Interface dataset entries
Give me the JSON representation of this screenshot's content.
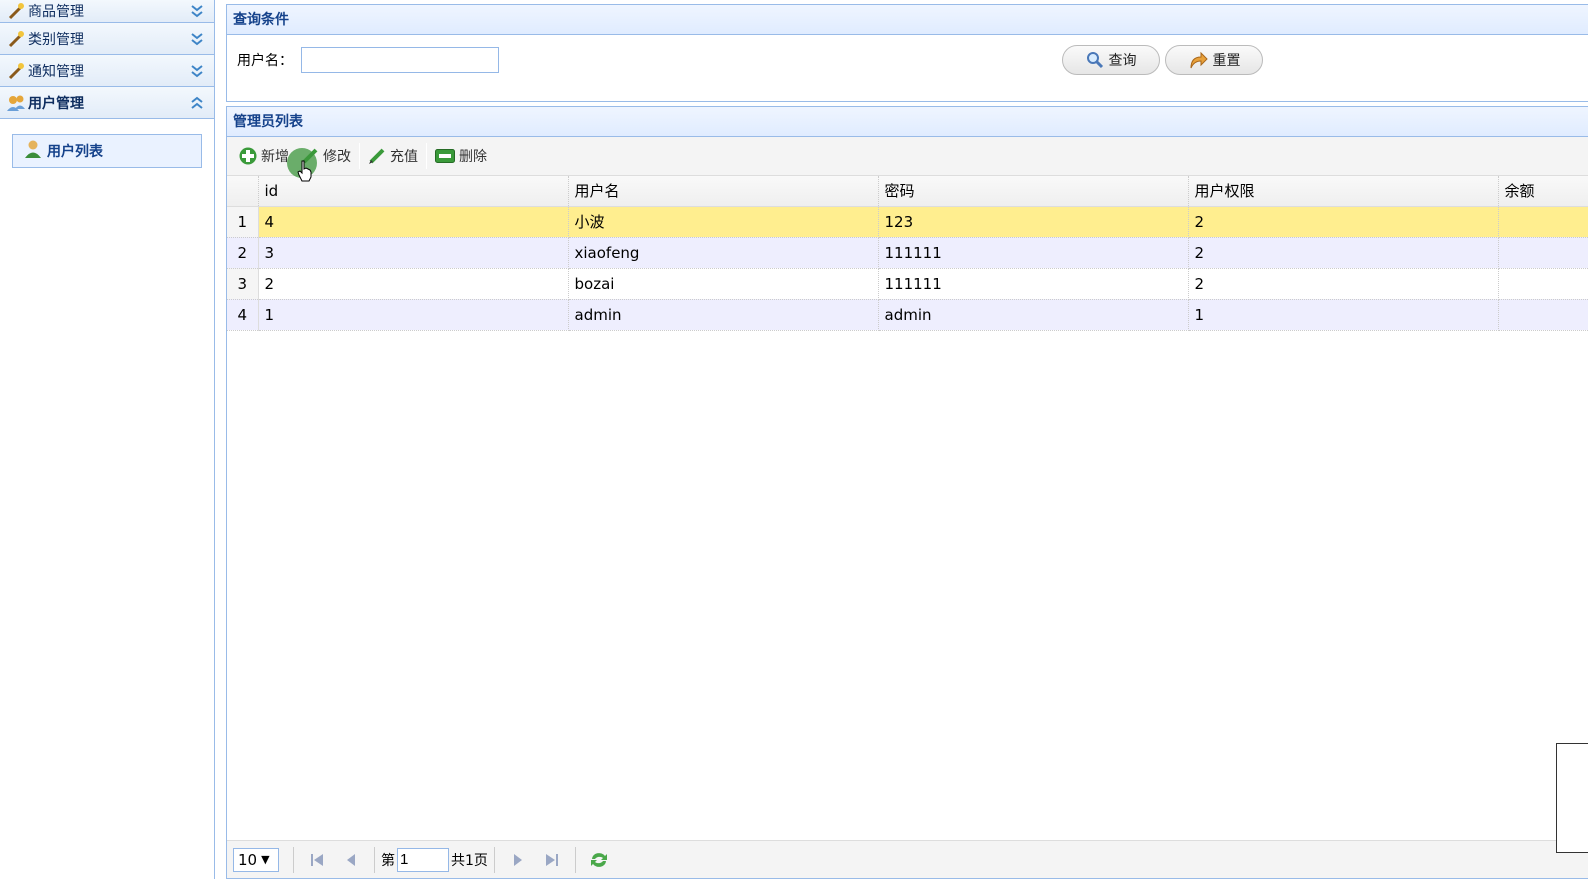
{
  "sidebar": {
    "sections": [
      {
        "label": "商品管理",
        "icon": "wand-icon"
      },
      {
        "label": "类别管理",
        "icon": "wand-icon"
      },
      {
        "label": "通知管理",
        "icon": "wand-icon"
      },
      {
        "label": "用户管理",
        "icon": "users-icon"
      }
    ],
    "items": [
      {
        "label": "用户列表",
        "icon": "user-icon"
      }
    ]
  },
  "query": {
    "title": "查询条件",
    "username_label": "用户名：",
    "username_value": "",
    "search_label": "查询",
    "reset_label": "重置"
  },
  "list": {
    "title": "管理员列表",
    "toolbar": {
      "add": "新增",
      "edit": "修改",
      "recharge": "充值",
      "delete": "删除"
    },
    "columns": [
      "id",
      "用户名",
      "密码",
      "用户权限",
      "余额"
    ],
    "rows": [
      {
        "rownum": "1",
        "id": "4",
        "username": "小波",
        "password": "123",
        "role": "2",
        "balance": ""
      },
      {
        "rownum": "2",
        "id": "3",
        "username": "xiaofeng",
        "password": "111111",
        "role": "2",
        "balance": ""
      },
      {
        "rownum": "3",
        "id": "2",
        "username": "bozai",
        "password": "111111",
        "role": "2",
        "balance": ""
      },
      {
        "rownum": "4",
        "id": "1",
        "username": "admin",
        "password": "admin",
        "role": "1",
        "balance": ""
      }
    ],
    "selected_row": 0
  },
  "pager": {
    "page_size": "10",
    "page_prefix": "第",
    "page_number": "1",
    "page_total": "共1页"
  },
  "colors": {
    "accent": "#15428b",
    "border": "#99bbe8",
    "selected_row": "#ffee8f",
    "alt_row": "#eeeefe"
  }
}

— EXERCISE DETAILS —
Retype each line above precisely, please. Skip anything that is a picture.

— ANSWER TO THE EXERCISE —
Give me the JSON representation of this screenshot's content.
{
  "sidebar": {
    "sections": [
      {
        "label": "商品管理",
        "icon": "wand-icon"
      },
      {
        "label": "类别管理",
        "icon": "wand-icon"
      },
      {
        "label": "通知管理",
        "icon": "wand-icon"
      },
      {
        "label": "用户管理",
        "icon": "users-icon"
      }
    ],
    "items": [
      {
        "label": "用户列表",
        "icon": "user-icon"
      }
    ]
  },
  "query": {
    "title": "查询条件",
    "username_label": "用户名：",
    "username_value": "",
    "search_label": "查询",
    "reset_label": "重置"
  },
  "list": {
    "title": "管理员列表",
    "toolbar": {
      "add": "新增",
      "edit": "修改",
      "recharge": "充值",
      "delete": "删除"
    },
    "columns": [
      "id",
      "用户名",
      "密码",
      "用户权限",
      "余额"
    ],
    "rows": [
      {
        "rownum": "1",
        "id": "4",
        "username": "小波",
        "password": "123",
        "role": "2",
        "balance": ""
      },
      {
        "rownum": "2",
        "id": "3",
        "username": "xiaofeng",
        "password": "111111",
        "role": "2",
        "balance": ""
      },
      {
        "rownum": "3",
        "id": "2",
        "username": "bozai",
        "password": "111111",
        "role": "2",
        "balance": ""
      },
      {
        "rownum": "4",
        "id": "1",
        "username": "admin",
        "password": "admin",
        "role": "1",
        "balance": ""
      }
    ],
    "selected_row": 0
  },
  "pager": {
    "page_size": "10",
    "page_prefix": "第",
    "page_number": "1",
    "page_total": "共1页"
  },
  "colors": {
    "accent": "#15428b",
    "border": "#99bbe8",
    "selected_row": "#ffee8f",
    "alt_row": "#eeeefe"
  }
}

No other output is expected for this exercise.